DIRECTIONS FOR THIS TASK
Leave out the pictures and restate the rest of the data exactly.

Excerpts from a dataset
....

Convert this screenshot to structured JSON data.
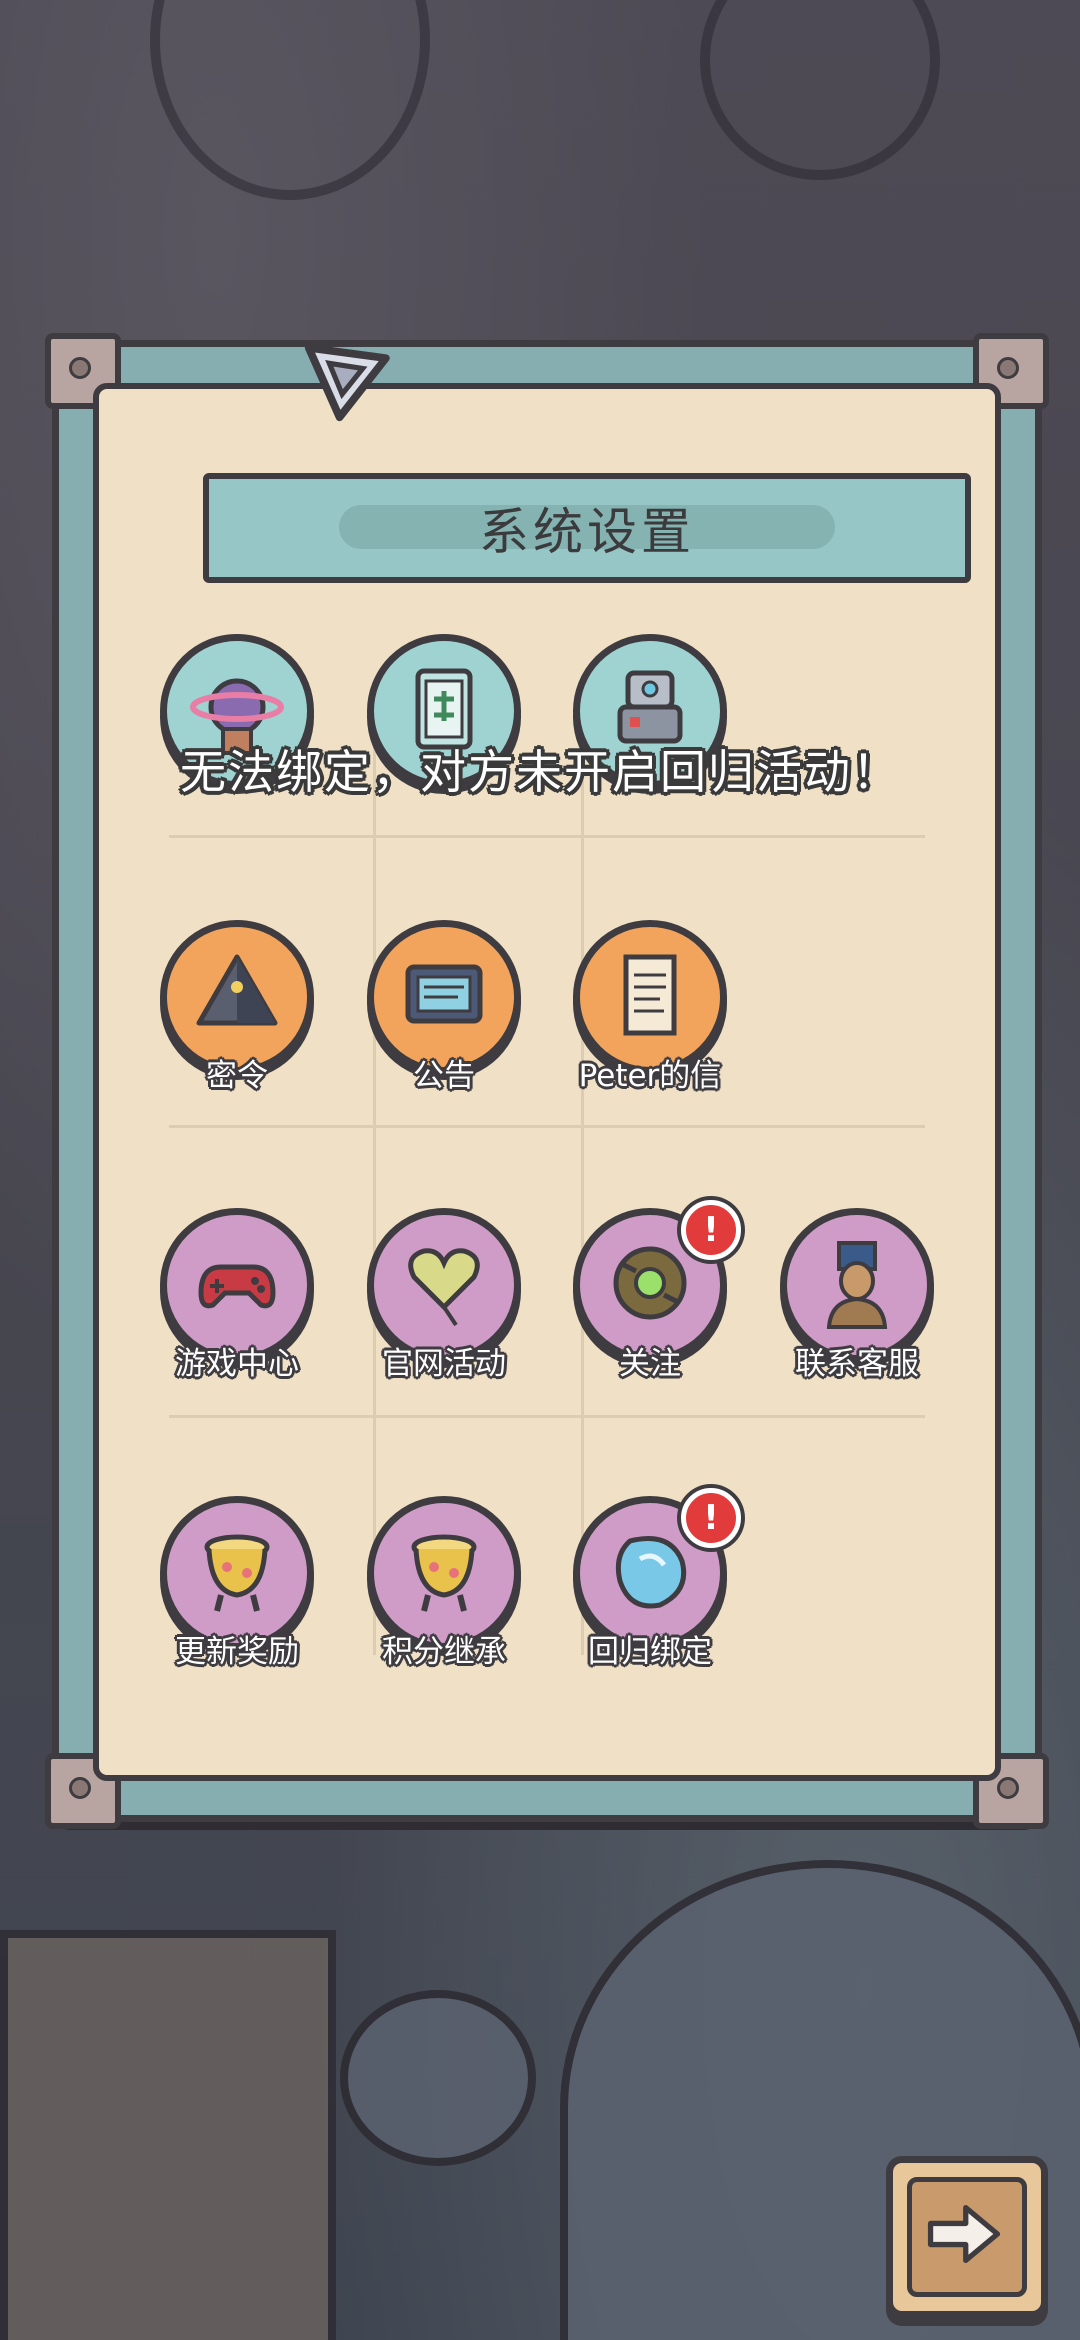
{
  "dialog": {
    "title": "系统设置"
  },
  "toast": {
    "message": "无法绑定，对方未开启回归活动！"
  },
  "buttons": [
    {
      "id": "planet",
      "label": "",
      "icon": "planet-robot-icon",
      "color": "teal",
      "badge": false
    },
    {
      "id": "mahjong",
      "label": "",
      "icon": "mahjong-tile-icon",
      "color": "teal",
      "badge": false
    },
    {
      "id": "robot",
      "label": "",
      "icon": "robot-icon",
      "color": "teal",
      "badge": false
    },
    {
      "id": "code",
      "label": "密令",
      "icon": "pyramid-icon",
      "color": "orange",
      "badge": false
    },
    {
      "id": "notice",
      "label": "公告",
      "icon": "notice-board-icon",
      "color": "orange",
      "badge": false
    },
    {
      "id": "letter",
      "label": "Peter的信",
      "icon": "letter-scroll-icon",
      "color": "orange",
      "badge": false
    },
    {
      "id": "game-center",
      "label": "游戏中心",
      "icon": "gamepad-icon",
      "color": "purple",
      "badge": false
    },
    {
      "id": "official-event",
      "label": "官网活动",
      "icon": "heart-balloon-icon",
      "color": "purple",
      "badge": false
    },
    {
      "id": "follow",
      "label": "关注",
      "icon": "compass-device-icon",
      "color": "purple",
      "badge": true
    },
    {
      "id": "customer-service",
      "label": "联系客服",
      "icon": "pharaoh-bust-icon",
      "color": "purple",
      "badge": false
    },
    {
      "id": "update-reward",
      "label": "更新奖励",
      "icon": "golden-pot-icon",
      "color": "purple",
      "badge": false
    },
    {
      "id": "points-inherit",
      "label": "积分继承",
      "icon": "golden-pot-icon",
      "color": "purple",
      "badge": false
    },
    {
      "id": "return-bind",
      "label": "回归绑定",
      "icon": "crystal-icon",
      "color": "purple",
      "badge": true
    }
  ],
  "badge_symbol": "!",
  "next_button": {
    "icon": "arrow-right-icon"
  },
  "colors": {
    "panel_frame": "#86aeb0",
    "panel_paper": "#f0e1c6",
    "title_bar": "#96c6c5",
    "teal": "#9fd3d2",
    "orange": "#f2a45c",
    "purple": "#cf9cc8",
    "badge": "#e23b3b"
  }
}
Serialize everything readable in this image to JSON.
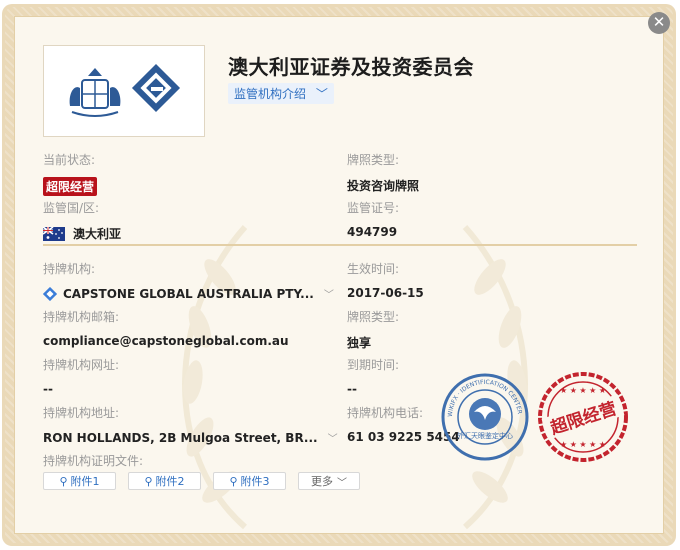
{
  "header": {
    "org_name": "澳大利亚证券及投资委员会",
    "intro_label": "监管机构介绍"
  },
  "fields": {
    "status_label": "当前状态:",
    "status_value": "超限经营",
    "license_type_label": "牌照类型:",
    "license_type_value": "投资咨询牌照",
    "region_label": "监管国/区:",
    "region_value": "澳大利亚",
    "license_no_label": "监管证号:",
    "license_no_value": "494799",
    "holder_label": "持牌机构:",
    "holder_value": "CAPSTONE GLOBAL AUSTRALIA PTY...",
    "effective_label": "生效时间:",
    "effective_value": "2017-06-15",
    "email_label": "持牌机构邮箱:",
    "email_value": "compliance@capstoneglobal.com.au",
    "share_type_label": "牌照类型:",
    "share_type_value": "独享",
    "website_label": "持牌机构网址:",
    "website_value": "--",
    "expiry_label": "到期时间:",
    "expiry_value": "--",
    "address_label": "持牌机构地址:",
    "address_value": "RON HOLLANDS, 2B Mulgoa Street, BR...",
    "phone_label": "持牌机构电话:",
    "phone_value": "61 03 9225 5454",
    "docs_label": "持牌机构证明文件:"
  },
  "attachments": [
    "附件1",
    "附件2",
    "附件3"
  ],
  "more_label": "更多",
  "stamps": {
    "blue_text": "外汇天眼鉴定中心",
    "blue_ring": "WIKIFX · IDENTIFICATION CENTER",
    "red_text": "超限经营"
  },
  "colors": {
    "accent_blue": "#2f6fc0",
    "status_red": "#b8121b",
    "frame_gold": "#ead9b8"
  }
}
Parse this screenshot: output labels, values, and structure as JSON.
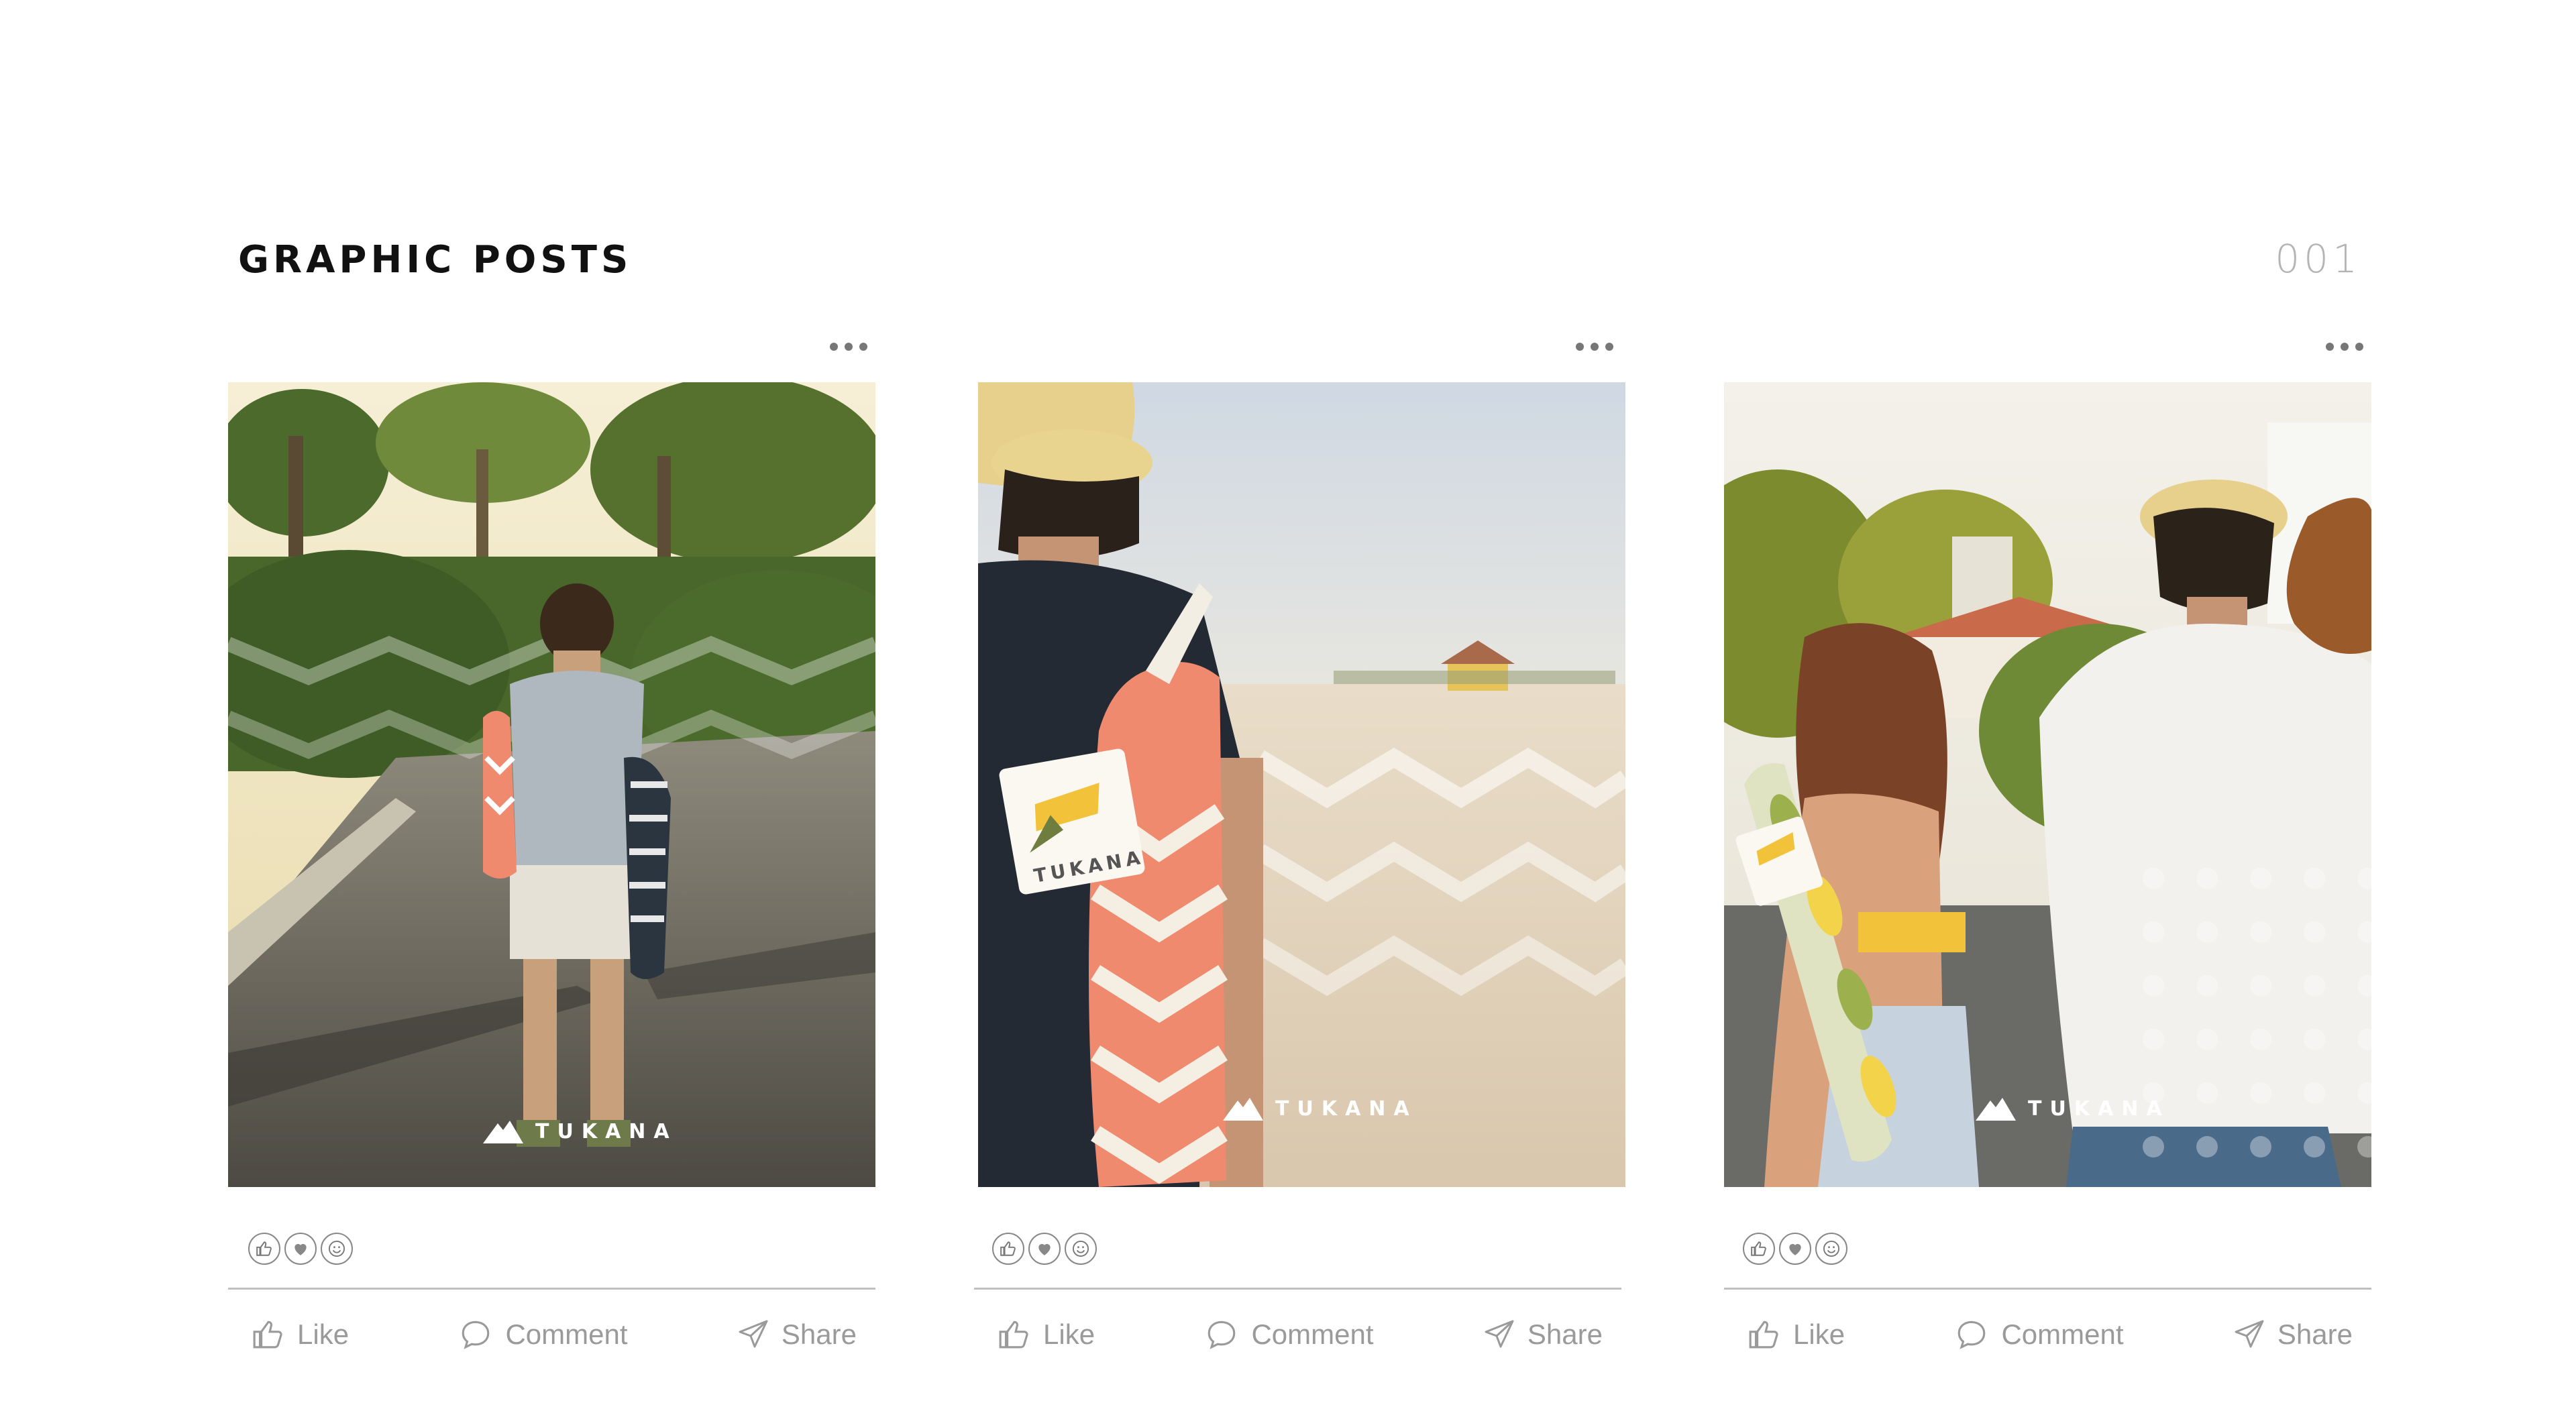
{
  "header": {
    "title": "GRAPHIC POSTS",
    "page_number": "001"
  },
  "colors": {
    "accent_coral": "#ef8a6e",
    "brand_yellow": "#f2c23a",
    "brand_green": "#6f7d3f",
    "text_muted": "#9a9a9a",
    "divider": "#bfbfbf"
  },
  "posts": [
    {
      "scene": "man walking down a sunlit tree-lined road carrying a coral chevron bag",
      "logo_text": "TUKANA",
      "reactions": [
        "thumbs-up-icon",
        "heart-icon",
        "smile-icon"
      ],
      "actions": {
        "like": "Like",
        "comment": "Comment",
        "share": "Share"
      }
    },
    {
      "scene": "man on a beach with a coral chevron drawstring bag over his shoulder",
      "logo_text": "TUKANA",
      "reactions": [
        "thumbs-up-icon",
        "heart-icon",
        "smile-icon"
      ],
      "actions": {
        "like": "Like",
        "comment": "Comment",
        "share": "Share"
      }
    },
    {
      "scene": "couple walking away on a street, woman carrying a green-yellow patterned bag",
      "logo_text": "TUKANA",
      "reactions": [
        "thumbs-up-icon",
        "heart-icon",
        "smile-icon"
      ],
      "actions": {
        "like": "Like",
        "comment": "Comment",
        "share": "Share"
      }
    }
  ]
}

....

ANSWER FOR THIS EXERCISE
Convert this screenshot to structured JSON data.
{
  "dialog": {
    "title": "系统设置"
  },
  "toast": {
    "message": "无法绑定，对方未开启回归活动！"
  },
  "buttons": [
    {
      "id": "planet",
      "label": "",
      "icon": "planet-robot-icon",
      "color": "teal",
      "badge": false
    },
    {
      "id": "mahjong",
      "label": "",
      "icon": "mahjong-tile-icon",
      "color": "teal",
      "badge": false
    },
    {
      "id": "robot",
      "label": "",
      "icon": "robot-icon",
      "color": "teal",
      "badge": false
    },
    {
      "id": "code",
      "label": "密令",
      "icon": "pyramid-icon",
      "color": "orange",
      "badge": false
    },
    {
      "id": "notice",
      "label": "公告",
      "icon": "notice-board-icon",
      "color": "orange",
      "badge": false
    },
    {
      "id": "letter",
      "label": "Peter的信",
      "icon": "letter-scroll-icon",
      "color": "orange",
      "badge": false
    },
    {
      "id": "game-center",
      "label": "游戏中心",
      "icon": "gamepad-icon",
      "color": "purple",
      "badge": false
    },
    {
      "id": "official-event",
      "label": "官网活动",
      "icon": "heart-balloon-icon",
      "color": "purple",
      "badge": false
    },
    {
      "id": "follow",
      "label": "关注",
      "icon": "compass-device-icon",
      "color": "purple",
      "badge": true
    },
    {
      "id": "customer-service",
      "label": "联系客服",
      "icon": "pharaoh-bust-icon",
      "color": "purple",
      "badge": false
    },
    {
      "id": "update-reward",
      "label": "更新奖励",
      "icon": "golden-pot-icon",
      "color": "purple",
      "badge": false
    },
    {
      "id": "points-inherit",
      "label": "积分继承",
      "icon": "golden-pot-icon",
      "color": "purple",
      "badge": false
    },
    {
      "id": "return-bind",
      "label": "回归绑定",
      "icon": "crystal-icon",
      "color": "purple",
      "badge": true
    }
  ],
  "badge_symbol": "!",
  "next_button": {
    "icon": "arrow-right-icon"
  },
  "colors": {
    "panel_frame": "#86aeb0",
    "panel_paper": "#f0e1c6",
    "title_bar": "#96c6c5",
    "teal": "#9fd3d2",
    "orange": "#f2a45c",
    "purple": "#cf9cc8",
    "badge": "#e23b3b"
  }
}
Serialize everything readable in this image to JSON.
{
  "header": {
    "org_name": "澳大利亚证券及投资委员会",
    "intro_label": "监管机构介绍"
  },
  "fields": {
    "status_label": "当前状态:",
    "status_value": "超限经营",
    "license_type_label": "牌照类型:",
    "license_type_value": "投资咨询牌照",
    "region_label": "监管国/区:",
    "region_value": "澳大利亚",
    "license_no_label": "监管证号:",
    "license_no_value": "494799",
    "holder_label": "持牌机构:",
    "holder_value": "CAPSTONE GLOBAL AUSTRALIA PTY...",
    "effective_label": "生效时间:",
    "effective_value": "2017-06-15",
    "email_label": "持牌机构邮箱:",
    "email_value": "compliance@capstoneglobal.com.au",
    "share_type_label": "牌照类型:",
    "share_type_value": "独享",
    "website_label": "持牌机构网址:",
    "website_value": "--",
    "expiry_label": "到期时间:",
    "expiry_value": "--",
    "address_label": "持牌机构地址:",
    "address_value": "RON HOLLANDS, 2B Mulgoa Street, BR...",
    "phone_label": "持牌机构电话:",
    "phone_value": "61 03 9225 5454",
    "docs_label": "持牌机构证明文件:"
  },
  "attachments": [
    "附件1",
    "附件2",
    "附件3"
  ],
  "more_label": "更多",
  "stamps": {
    "blue_text": "外汇天眼鉴定中心",
    "blue_ring": "WIKIFX · IDENTIFICATION CENTER",
    "red_text": "超限经营"
  },
  "colors": {
    "accent_blue": "#2f6fc0",
    "status_red": "#b8121b",
    "frame_gold": "#ead9b8"
  }
}
Parse this screenshot: output labels, values, and structure as JSON.
{
  "header": {
    "title": "GRAPHIC POSTS",
    "page_number": "001"
  },
  "colors": {
    "accent_coral": "#ef8a6e",
    "brand_yellow": "#f2c23a",
    "brand_green": "#6f7d3f",
    "text_muted": "#9a9a9a",
    "divider": "#bfbfbf"
  },
  "posts": [
    {
      "scene": "man walking down a sunlit tree-lined road carrying a coral chevron bag",
      "logo_text": "TUKANA",
      "reactions": [
        "thumbs-up-icon",
        "heart-icon",
        "smile-icon"
      ],
      "actions": {
        "like": "Like",
        "comment": "Comment",
        "share": "Share"
      }
    },
    {
      "scene": "man on a beach with a coral chevron drawstring bag over his shoulder",
      "logo_text": "TUKANA",
      "reactions": [
        "thumbs-up-icon",
        "heart-icon",
        "smile-icon"
      ],
      "actions": {
        "like": "Like",
        "comment": "Comment",
        "share": "Share"
      }
    },
    {
      "scene": "couple walking away on a street, woman carrying a green-yellow patterned bag",
      "logo_text": "TUKANA",
      "reactions": [
        "thumbs-up-icon",
        "heart-icon",
        "smile-icon"
      ],
      "actions": {
        "like": "Like",
        "comment": "Comment",
        "share": "Share"
      }
    }
  ]
}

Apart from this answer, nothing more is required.